The profit made by the Empress of China voyage quickly encouraged more American merchants to pursue trade with China, which grew rapidly.
John Green, captain of the Empress of China, and Robert Morris, who financed the trip, were both Philadelphians. And Philadelphia was the destination where the majority of her Far Eastern cargo was reshipped from New York, according to the exhibition.
During those years, China’s economy accounted for more than 30 percent of the world’s total.
While bilateral trade has expanded astronomically in the last four decades, now approaching $558 billion, making China the top US trade partner, anti-trade sentiment has been running high in the US, especially among Democrats.
A few years ago, then Senate Majority Leader Harry Reid, a Democrat, made a big fuss about the 2012 US Olympic team uniforms being made in China and not in the USA.
Hillary Clinton, nominated on Tuesday, made a big switch during the campaign to oppose the TransPacific Partnership (TPP) from the days when she was secretary of state and called the pact a “gold standard”. The sea change has largely been interpreted as a bid to win bluecollar voters.
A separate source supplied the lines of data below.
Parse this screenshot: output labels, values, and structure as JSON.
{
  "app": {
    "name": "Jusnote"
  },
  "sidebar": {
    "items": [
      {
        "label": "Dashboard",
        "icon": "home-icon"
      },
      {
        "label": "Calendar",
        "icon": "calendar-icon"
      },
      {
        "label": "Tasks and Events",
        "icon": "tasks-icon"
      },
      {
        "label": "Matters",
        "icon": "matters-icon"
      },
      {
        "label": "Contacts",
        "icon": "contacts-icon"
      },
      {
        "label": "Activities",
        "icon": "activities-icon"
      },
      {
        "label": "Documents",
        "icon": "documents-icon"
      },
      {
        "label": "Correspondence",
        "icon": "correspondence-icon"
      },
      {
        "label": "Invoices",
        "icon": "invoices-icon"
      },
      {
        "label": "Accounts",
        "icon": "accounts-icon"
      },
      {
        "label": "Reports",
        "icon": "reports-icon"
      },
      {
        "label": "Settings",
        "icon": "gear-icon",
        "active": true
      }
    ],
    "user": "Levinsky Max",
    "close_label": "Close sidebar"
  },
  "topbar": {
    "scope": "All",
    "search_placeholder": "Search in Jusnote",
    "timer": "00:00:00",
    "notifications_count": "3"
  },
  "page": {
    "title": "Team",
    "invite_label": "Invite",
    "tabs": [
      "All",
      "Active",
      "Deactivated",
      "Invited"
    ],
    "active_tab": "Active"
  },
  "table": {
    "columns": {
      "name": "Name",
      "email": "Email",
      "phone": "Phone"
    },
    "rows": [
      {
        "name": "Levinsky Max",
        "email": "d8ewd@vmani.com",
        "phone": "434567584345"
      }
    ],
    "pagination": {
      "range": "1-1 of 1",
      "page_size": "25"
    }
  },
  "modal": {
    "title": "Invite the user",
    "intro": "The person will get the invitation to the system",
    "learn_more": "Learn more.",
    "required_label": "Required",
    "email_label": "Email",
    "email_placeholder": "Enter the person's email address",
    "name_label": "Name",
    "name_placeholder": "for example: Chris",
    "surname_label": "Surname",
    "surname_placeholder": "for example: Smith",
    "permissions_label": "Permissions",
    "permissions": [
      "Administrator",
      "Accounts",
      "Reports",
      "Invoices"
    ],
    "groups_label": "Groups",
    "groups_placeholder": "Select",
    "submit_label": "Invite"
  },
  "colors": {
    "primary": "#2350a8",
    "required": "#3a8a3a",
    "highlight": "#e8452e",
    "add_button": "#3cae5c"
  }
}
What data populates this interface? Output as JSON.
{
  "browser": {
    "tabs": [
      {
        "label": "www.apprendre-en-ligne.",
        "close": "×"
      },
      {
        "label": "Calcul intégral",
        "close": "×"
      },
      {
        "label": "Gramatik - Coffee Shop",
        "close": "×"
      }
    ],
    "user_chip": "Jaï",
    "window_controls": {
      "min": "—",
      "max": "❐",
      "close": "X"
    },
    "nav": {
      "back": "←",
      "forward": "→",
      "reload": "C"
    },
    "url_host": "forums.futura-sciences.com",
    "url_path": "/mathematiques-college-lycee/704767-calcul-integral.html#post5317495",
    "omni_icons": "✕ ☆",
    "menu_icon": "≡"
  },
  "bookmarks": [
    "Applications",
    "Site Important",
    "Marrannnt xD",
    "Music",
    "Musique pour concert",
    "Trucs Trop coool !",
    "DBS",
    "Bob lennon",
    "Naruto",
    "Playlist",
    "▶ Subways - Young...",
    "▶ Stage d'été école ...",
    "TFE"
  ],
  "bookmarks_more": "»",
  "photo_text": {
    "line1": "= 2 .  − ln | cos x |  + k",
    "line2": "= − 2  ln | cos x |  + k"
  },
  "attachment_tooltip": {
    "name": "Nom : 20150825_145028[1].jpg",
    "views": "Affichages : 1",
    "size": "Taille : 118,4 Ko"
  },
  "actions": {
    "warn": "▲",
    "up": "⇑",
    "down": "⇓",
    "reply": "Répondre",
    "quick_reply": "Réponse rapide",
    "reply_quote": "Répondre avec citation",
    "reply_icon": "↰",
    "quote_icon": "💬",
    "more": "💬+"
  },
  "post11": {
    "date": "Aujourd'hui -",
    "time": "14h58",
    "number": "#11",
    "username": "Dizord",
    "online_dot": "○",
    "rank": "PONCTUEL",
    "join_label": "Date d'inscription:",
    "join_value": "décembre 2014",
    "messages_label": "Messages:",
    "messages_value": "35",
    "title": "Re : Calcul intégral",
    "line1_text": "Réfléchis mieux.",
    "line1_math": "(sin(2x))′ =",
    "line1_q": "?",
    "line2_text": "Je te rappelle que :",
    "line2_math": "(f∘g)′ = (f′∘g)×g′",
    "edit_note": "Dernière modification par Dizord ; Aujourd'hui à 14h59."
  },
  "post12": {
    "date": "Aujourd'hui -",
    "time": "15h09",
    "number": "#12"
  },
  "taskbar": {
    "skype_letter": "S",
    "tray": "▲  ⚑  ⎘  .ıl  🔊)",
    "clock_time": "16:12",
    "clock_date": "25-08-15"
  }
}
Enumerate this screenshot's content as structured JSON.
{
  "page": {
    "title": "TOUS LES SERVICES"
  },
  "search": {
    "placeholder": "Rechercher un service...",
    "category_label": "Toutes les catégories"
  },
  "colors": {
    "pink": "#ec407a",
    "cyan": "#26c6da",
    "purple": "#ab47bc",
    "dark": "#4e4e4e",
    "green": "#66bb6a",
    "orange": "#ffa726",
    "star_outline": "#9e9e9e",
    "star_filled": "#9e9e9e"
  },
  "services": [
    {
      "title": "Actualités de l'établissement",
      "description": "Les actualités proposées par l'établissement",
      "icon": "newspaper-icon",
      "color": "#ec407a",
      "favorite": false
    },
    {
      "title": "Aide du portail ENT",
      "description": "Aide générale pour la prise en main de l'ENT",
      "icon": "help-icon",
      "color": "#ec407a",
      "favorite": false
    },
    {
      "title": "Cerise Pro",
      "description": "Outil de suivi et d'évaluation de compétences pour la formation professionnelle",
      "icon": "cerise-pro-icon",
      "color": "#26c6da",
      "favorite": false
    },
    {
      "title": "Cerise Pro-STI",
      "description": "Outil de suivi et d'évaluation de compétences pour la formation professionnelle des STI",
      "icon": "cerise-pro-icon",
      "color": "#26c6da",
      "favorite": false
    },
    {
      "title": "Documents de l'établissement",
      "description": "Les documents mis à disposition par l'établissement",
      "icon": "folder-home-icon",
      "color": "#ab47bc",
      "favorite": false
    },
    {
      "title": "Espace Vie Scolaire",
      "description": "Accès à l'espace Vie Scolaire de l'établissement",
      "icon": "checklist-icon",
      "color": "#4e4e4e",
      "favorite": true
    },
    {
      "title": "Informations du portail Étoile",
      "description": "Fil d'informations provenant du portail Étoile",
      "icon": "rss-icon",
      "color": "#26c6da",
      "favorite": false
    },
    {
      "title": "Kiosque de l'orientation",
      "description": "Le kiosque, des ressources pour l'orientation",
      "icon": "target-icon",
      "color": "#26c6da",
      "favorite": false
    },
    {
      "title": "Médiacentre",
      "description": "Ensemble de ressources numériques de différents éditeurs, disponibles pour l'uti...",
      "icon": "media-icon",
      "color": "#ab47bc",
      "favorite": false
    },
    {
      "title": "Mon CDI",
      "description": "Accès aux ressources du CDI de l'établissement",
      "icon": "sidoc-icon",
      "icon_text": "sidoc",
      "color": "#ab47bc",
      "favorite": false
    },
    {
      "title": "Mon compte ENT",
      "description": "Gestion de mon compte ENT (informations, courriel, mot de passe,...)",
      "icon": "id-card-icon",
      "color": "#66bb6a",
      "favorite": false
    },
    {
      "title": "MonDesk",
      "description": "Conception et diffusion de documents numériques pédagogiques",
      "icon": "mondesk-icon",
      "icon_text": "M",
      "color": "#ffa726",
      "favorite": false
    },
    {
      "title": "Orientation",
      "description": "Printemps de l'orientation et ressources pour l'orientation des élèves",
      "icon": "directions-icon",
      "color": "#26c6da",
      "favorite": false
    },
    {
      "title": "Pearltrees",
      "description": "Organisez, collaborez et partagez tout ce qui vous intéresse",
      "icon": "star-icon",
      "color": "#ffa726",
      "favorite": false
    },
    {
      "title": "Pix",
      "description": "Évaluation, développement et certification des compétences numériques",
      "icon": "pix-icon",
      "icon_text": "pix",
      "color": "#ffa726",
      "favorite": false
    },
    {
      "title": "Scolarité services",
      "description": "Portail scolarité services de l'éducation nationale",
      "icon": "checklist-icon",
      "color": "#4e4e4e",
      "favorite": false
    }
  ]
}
The store inside the Comcast Center in Philadelphia sells only 2016 DNC souvenirs, and the huge sign outside the door says all products are made in the US. Anti-trade sentiment has been strong during the 2016 Democratic National Convention, being held in the city this week.